ACTIVITY:
In the data below, find every line with the word "typing" and copy it.

::::

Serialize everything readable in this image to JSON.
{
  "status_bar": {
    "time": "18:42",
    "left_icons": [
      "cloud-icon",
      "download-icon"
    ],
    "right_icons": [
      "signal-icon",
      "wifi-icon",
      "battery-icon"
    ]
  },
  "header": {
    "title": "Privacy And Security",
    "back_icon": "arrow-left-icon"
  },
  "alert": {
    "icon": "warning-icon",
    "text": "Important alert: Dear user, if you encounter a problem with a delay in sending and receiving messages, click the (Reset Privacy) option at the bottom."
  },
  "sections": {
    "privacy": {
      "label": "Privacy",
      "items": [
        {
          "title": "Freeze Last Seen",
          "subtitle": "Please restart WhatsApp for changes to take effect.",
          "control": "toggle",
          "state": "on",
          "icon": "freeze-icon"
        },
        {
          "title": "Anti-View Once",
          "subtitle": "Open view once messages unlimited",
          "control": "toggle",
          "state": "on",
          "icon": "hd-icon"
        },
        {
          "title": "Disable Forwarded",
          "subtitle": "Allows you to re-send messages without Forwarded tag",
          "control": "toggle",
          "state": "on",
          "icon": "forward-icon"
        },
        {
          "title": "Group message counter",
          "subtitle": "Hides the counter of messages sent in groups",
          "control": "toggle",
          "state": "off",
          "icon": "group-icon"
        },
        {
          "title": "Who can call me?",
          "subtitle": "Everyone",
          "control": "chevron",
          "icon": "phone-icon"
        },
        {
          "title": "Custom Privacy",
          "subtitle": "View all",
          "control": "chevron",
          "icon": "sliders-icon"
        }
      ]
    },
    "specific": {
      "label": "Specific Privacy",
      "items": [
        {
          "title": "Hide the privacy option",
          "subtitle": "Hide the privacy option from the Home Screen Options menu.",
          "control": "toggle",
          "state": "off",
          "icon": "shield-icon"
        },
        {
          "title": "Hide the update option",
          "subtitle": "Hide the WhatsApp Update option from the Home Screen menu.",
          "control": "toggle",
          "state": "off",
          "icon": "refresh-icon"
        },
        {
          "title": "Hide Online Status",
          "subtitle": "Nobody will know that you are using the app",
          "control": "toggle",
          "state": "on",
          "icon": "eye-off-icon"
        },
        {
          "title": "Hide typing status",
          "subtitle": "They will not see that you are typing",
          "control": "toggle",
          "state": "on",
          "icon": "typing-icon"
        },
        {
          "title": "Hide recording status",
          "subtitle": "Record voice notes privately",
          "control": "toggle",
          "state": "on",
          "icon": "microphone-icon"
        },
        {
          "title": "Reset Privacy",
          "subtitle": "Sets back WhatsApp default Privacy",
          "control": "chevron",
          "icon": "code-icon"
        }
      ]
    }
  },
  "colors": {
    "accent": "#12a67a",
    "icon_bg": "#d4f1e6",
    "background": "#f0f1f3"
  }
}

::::

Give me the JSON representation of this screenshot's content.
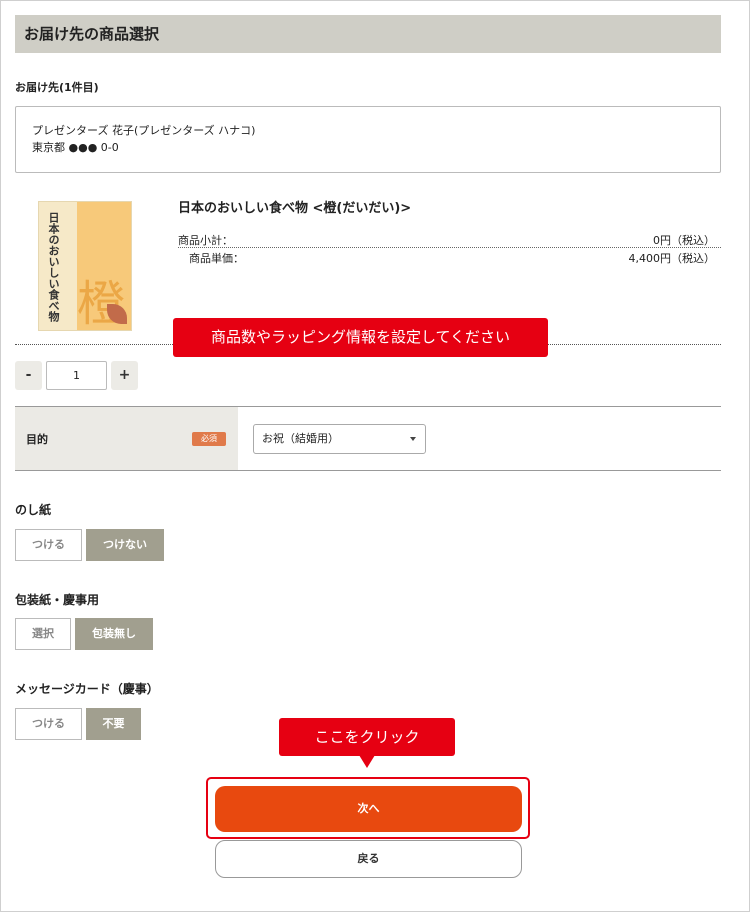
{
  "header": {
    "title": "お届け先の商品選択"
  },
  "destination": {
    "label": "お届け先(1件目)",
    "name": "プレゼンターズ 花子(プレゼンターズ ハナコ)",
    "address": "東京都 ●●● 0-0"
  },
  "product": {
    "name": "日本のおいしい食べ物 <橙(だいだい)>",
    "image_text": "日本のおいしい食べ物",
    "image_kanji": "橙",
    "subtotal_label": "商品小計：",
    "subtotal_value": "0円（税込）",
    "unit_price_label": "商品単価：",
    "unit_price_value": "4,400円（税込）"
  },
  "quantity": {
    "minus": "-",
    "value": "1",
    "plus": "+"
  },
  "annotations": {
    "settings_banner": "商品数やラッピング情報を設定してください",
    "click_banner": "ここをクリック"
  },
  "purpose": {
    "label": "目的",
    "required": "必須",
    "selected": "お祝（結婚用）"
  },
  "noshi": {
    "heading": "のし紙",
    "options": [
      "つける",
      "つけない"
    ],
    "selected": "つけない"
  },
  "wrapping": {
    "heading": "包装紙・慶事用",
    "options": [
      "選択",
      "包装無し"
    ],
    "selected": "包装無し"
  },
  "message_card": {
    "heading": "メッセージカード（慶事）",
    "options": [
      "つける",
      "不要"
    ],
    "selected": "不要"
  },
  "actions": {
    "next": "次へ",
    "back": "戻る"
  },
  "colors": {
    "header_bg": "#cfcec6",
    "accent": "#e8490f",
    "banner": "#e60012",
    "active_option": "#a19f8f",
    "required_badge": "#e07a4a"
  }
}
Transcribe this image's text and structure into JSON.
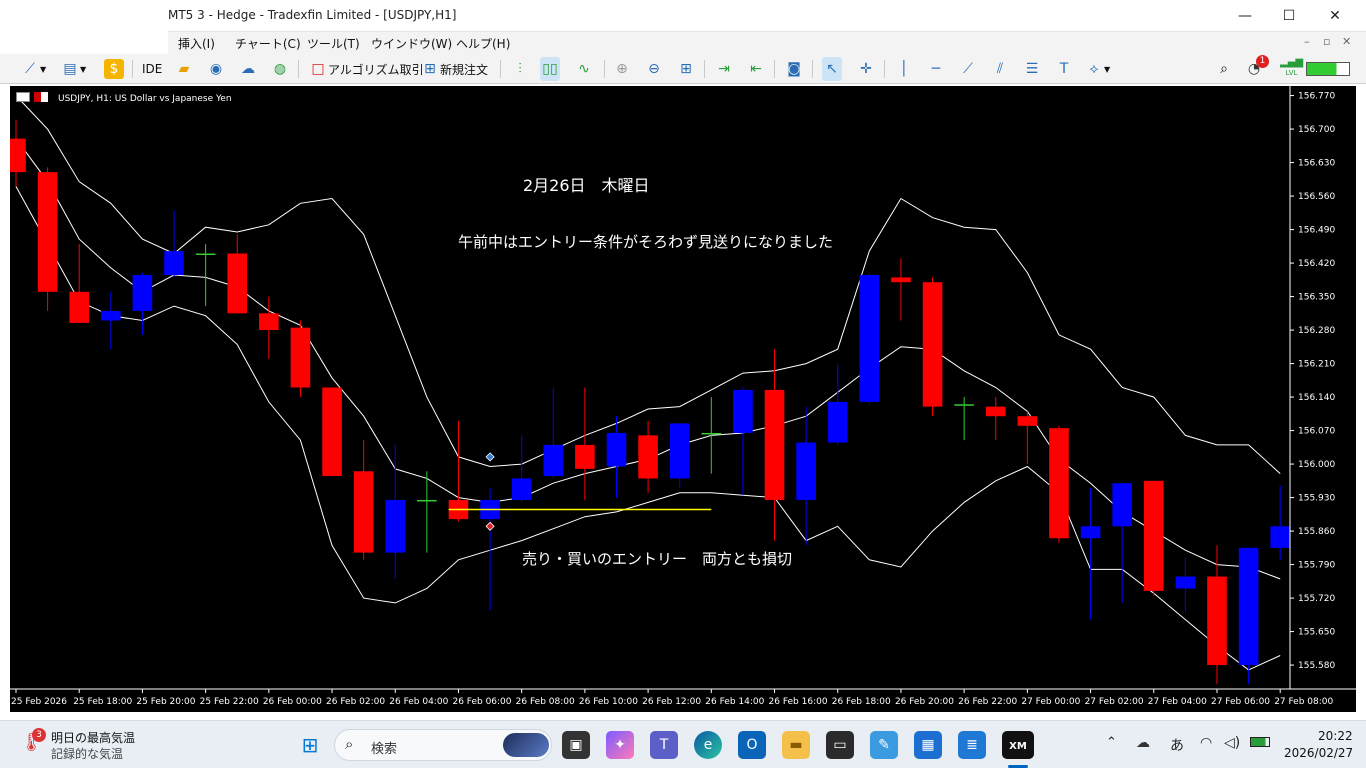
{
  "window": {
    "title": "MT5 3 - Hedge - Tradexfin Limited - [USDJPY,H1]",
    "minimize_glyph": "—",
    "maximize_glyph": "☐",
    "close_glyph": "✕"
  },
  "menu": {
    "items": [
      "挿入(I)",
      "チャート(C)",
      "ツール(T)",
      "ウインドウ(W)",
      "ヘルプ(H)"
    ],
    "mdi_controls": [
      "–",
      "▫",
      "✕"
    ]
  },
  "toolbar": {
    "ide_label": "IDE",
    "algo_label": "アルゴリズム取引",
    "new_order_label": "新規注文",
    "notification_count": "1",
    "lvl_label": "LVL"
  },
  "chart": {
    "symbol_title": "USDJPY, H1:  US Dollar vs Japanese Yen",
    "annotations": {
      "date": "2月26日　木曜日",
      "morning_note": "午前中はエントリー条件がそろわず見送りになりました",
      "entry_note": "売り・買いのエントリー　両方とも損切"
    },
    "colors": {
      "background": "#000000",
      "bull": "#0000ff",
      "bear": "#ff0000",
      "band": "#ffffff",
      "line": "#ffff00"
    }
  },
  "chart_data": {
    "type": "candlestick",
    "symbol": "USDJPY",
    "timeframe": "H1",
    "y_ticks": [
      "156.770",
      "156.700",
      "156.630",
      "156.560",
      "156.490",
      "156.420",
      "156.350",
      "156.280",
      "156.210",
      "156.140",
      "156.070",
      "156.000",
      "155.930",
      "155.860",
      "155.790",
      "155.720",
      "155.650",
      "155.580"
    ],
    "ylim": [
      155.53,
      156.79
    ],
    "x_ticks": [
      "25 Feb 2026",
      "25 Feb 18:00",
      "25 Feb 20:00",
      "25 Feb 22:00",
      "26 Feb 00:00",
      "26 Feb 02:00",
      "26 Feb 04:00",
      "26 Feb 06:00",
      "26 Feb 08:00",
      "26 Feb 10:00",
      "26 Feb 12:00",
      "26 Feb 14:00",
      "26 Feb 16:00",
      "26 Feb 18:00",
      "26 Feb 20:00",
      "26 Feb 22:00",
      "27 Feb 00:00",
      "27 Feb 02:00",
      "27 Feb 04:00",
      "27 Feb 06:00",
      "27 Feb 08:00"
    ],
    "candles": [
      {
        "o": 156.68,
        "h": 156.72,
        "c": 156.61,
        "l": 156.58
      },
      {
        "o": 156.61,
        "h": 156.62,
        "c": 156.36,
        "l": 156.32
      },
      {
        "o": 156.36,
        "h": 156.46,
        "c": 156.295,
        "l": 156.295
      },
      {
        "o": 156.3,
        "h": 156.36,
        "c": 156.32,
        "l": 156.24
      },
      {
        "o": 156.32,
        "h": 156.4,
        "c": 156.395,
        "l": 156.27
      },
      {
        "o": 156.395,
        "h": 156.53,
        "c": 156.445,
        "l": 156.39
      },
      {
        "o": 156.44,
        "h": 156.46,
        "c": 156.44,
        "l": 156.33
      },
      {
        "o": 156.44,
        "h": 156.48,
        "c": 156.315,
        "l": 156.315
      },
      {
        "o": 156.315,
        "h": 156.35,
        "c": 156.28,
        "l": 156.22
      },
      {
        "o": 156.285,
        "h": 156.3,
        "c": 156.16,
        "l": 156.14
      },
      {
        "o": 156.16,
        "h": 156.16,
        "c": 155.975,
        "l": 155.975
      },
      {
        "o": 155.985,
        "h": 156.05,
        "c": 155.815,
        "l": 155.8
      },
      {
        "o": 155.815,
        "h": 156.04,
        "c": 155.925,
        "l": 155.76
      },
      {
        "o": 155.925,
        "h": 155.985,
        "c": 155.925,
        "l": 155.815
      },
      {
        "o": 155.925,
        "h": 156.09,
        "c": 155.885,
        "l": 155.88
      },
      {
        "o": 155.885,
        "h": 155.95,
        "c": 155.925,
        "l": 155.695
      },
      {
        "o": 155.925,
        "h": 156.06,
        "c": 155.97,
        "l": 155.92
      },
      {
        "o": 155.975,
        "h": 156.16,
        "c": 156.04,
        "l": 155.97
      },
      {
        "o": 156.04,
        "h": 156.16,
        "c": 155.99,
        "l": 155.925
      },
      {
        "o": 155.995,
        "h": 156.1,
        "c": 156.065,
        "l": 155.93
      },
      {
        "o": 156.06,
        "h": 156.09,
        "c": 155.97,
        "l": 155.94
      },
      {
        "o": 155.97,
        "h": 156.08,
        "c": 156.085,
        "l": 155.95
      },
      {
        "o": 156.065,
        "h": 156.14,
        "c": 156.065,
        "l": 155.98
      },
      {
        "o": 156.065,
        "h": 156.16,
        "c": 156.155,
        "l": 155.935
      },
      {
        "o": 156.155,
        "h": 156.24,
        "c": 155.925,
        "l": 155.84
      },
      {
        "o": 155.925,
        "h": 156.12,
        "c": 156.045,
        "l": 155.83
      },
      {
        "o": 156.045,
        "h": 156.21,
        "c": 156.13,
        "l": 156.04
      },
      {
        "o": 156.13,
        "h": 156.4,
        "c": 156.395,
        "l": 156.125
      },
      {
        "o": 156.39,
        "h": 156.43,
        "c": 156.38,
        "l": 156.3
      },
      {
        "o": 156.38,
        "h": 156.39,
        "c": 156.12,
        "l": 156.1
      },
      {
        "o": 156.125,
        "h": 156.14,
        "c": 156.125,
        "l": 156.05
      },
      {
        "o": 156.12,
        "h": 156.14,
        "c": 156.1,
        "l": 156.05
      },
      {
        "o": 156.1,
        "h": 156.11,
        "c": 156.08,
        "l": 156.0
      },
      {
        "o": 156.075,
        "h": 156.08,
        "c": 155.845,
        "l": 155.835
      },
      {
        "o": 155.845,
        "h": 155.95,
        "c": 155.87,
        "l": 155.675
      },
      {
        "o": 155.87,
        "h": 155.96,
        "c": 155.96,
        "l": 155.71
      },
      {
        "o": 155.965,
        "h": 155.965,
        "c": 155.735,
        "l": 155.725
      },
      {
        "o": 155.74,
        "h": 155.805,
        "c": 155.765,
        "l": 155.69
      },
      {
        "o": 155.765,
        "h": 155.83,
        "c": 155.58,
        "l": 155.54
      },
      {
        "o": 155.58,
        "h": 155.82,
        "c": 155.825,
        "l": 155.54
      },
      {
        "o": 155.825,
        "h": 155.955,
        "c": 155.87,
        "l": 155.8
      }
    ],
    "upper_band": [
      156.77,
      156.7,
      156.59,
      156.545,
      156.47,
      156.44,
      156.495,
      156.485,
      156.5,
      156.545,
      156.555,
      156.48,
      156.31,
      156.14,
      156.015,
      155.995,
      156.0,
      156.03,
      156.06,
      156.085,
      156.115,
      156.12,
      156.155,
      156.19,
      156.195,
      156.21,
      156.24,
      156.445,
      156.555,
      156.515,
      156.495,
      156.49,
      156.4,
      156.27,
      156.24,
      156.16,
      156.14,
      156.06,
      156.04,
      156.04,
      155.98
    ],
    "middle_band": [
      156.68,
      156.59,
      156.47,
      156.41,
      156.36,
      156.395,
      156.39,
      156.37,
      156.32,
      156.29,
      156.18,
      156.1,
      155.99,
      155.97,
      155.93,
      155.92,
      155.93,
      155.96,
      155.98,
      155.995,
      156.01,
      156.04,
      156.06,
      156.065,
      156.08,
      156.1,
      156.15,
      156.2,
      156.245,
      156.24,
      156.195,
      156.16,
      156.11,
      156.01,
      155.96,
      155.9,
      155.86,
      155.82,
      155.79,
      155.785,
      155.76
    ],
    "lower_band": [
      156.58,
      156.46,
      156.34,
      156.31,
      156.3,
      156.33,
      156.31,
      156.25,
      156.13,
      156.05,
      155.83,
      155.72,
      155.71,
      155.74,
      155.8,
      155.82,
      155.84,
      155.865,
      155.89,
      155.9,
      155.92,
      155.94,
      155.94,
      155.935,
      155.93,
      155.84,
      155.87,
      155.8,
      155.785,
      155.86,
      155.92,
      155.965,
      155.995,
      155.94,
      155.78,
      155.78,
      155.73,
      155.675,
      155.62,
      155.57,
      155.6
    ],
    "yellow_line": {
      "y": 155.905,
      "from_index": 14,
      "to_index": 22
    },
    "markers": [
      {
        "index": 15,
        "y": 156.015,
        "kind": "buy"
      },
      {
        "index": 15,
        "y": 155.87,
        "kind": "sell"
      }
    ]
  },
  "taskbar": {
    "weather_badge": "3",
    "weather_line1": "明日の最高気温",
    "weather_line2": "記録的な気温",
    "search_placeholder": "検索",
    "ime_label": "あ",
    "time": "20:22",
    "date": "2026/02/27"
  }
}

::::

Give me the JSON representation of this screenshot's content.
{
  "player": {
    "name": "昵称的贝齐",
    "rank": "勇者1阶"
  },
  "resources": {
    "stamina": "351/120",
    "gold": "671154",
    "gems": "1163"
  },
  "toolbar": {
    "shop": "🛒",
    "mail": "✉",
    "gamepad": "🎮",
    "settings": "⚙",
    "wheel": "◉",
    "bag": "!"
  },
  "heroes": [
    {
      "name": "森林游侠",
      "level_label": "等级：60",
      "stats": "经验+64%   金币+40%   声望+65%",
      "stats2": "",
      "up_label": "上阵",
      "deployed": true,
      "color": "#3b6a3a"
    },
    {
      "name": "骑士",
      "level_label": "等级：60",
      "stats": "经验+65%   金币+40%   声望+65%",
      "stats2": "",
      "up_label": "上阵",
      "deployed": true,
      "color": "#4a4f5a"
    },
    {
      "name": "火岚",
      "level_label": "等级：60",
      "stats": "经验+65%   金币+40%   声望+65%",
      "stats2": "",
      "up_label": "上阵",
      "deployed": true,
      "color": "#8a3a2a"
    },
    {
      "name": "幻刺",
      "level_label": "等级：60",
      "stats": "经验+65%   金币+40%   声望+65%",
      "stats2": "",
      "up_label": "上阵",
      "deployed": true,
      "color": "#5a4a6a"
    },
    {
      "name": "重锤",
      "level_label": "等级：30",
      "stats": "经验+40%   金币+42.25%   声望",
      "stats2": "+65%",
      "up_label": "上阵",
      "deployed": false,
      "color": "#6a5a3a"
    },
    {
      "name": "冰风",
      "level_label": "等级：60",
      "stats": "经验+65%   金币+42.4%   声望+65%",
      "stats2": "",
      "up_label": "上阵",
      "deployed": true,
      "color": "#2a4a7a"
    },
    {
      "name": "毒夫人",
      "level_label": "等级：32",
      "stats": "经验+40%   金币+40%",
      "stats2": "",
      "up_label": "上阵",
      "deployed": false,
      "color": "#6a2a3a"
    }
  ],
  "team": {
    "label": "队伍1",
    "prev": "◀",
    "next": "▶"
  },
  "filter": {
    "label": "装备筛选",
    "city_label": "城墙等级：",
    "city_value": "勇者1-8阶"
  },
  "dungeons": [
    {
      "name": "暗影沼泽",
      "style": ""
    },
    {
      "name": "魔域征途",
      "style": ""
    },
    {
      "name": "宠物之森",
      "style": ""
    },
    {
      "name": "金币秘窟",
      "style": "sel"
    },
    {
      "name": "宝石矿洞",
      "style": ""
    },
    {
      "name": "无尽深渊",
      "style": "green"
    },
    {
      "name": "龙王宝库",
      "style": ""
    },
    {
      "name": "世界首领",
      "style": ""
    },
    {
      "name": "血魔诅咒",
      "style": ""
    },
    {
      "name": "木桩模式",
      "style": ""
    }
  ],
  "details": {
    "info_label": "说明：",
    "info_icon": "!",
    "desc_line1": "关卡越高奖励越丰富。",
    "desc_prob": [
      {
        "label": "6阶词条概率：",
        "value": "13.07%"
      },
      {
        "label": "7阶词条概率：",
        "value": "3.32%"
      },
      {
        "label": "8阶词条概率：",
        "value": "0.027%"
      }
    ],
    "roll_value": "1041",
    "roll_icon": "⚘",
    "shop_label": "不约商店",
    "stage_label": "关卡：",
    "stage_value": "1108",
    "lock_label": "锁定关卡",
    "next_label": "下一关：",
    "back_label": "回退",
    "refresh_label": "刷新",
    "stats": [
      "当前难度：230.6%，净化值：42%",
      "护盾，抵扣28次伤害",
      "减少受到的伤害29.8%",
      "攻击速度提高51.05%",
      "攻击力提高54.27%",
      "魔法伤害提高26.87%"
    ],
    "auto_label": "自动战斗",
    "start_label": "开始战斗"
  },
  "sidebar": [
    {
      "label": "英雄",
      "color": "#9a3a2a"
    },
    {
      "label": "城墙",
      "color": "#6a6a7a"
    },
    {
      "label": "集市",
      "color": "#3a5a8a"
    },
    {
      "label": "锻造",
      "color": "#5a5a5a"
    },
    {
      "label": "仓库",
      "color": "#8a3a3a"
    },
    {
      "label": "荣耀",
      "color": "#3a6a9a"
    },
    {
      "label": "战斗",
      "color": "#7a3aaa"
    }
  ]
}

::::

TASK SOLUTION:
          "title": "Hide typing status",
          "subtitle": "They will not see that you are typing",
          "icon": "typing-icon"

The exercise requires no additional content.